A new study has shown the heavy smokers’ lungs are suitable for donor organs…
A new study suggests that using heavy smokers lungs as donor organs is suitable and does not affect survival rates.
Researchers at the Temple University in Philadelphia found that lungs from donors who smoked at least 20 cigarettes per day for more than 20 years could be used in certain transplant situations without affecting the number of deaths from lung cancer.
Dr. Sharven Taghavi, from Temple University Hospital, said in news that the findings could help decrease the shortage of donor lungs.
“Our findings demonstrate that the current criteria for lung transplantation can potentially be revised to include donors with a heavy smoking history.”
In the study researchers examined data on 5,900 people who had received double-lung transplants 2005 and 2011. Of these patients, 13 percent were implanted with lungs donated by a heavy smoker.Image Credit: Kenji.Aryan, 2012.

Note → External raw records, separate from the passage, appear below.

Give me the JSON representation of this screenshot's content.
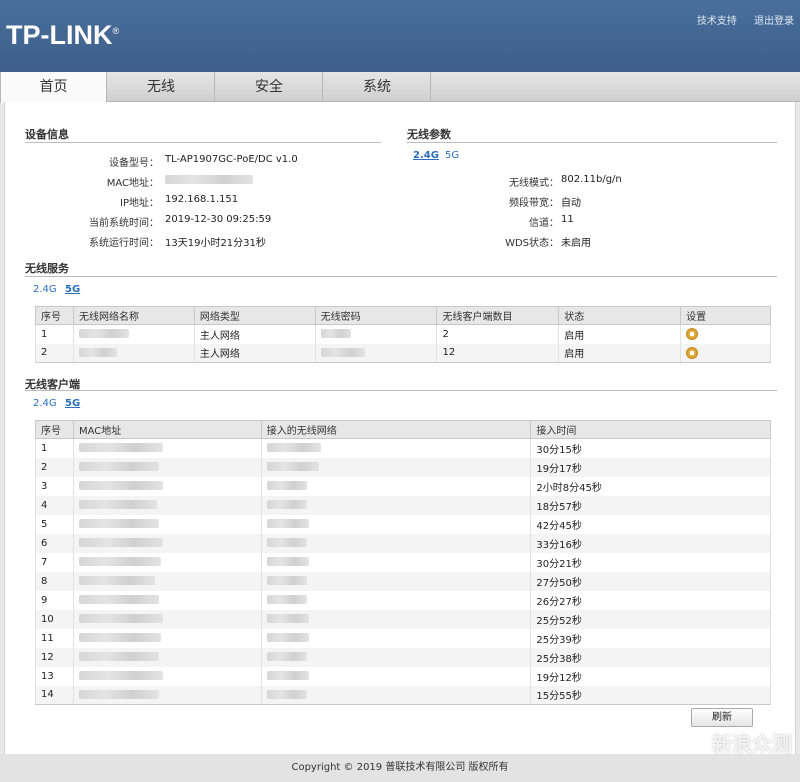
{
  "brand": {
    "logo_text": "TP-LINK",
    "logo_mark": "®"
  },
  "toplinks": {
    "support": "技术支持",
    "logout": "退出登录"
  },
  "tabs": [
    "首页",
    "无线",
    "安全",
    "系统"
  ],
  "device_info": {
    "title": "设备信息",
    "rows": [
      {
        "label": "设备型号：",
        "value": "TL-AP1907GC-PoE/DC v1.0"
      },
      {
        "label": "MAC地址：",
        "value": ""
      },
      {
        "label": "IP地址：",
        "value": "192.168.1.151"
      },
      {
        "label": "当前系统时间：",
        "value": "2019-12-30 09:25:59"
      },
      {
        "label": "系统运行时间：",
        "value": "13天19小时21分31秒"
      }
    ]
  },
  "wireless_params": {
    "title": "无线参数",
    "bands": [
      "2.4G",
      "5G"
    ],
    "rows": [
      {
        "label": "无线模式：",
        "value": "802.11b/g/n"
      },
      {
        "label": "频段带宽：",
        "value": "自动"
      },
      {
        "label": "信道：",
        "value": "11"
      },
      {
        "label": "WDS状态：",
        "value": "未启用"
      }
    ]
  },
  "wireless_service": {
    "title": "无线服务",
    "bands": [
      "2.4G",
      "5G"
    ],
    "headers": [
      "序号",
      "无线网络名称",
      "网络类型",
      "无线密码",
      "无线客户端数目",
      "状态",
      "设置"
    ],
    "rows": [
      {
        "no": "1",
        "type": "主人网络",
        "clients": "2",
        "status": "启用"
      },
      {
        "no": "2",
        "type": "主人网络",
        "clients": "12",
        "status": "启用"
      }
    ]
  },
  "wireless_clients": {
    "title": "无线客户端",
    "bands": [
      "2.4G",
      "5G"
    ],
    "headers": [
      "序号",
      "MAC地址",
      "接入的无线网络",
      "接入时间"
    ],
    "rows": [
      {
        "no": "1",
        "time": "30分15秒"
      },
      {
        "no": "2",
        "time": "19分17秒"
      },
      {
        "no": "3",
        "time": "2小时8分45秒"
      },
      {
        "no": "4",
        "time": "18分57秒"
      },
      {
        "no": "5",
        "time": "42分45秒"
      },
      {
        "no": "6",
        "time": "33分16秒"
      },
      {
        "no": "7",
        "time": "30分21秒"
      },
      {
        "no": "8",
        "time": "27分50秒"
      },
      {
        "no": "9",
        "time": "26分27秒"
      },
      {
        "no": "10",
        "time": "25分52秒"
      },
      {
        "no": "11",
        "time": "25分39秒"
      },
      {
        "no": "12",
        "time": "25分38秒"
      },
      {
        "no": "13",
        "time": "19分12秒"
      },
      {
        "no": "14",
        "time": "15分55秒"
      }
    ]
  },
  "refresh_label": "刷新",
  "footer": "Copyright © 2019 普联技术有限公司 版权所有",
  "watermark": "新浪众测",
  "colors": {
    "header_blue": "#4a6f9c",
    "link_blue": "#2a6ebd"
  }
}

The results showed that the patients who received the lungs from donors who smoked had short-medium-term survival rates; similar to those who got lungs from people who didn’t smoke. Researchers also found that the lung function between the smokers and non-smokers were the same.
Dr. Yoshiya Toyoda, noted that the lungs needed to be carefully screened to ensure they are free of cancer and other diseases before being implanted:
“Lungs from heavy smokers must be carefully evaluated. We recommend a CT scan for evidence of tumors and emphysema in addition to routine assessment including blood gas, bronchoscopy and visual inspection.”
Toyoda also said that the recipients of lungs from heavy smokers should be made aware to the possible higher risk of developing lung cancer.
According to the U.S. National Heart, Lung, and Blood Institute every year only 50 percent of people whom need a double-lung transplant actually get one, what makes matters worse is that double-lung transplants now outnumber single-lung transplants. With such shocking figure increasing year by year, such research could be vital in improving survival rates of patients who develop lung cancer.
The study was presented Tuesday, at the annual meeting of the Society of Thoracic Surgeons in Los Angeles.
TAGS :Health, Implant, Medical, News, Organs, Scientific Study, Smoking
- Mary Elizabeth Dallas: Study: Lungs From Heavy Smokers OK for Transplant. MSN, 01/29/2012.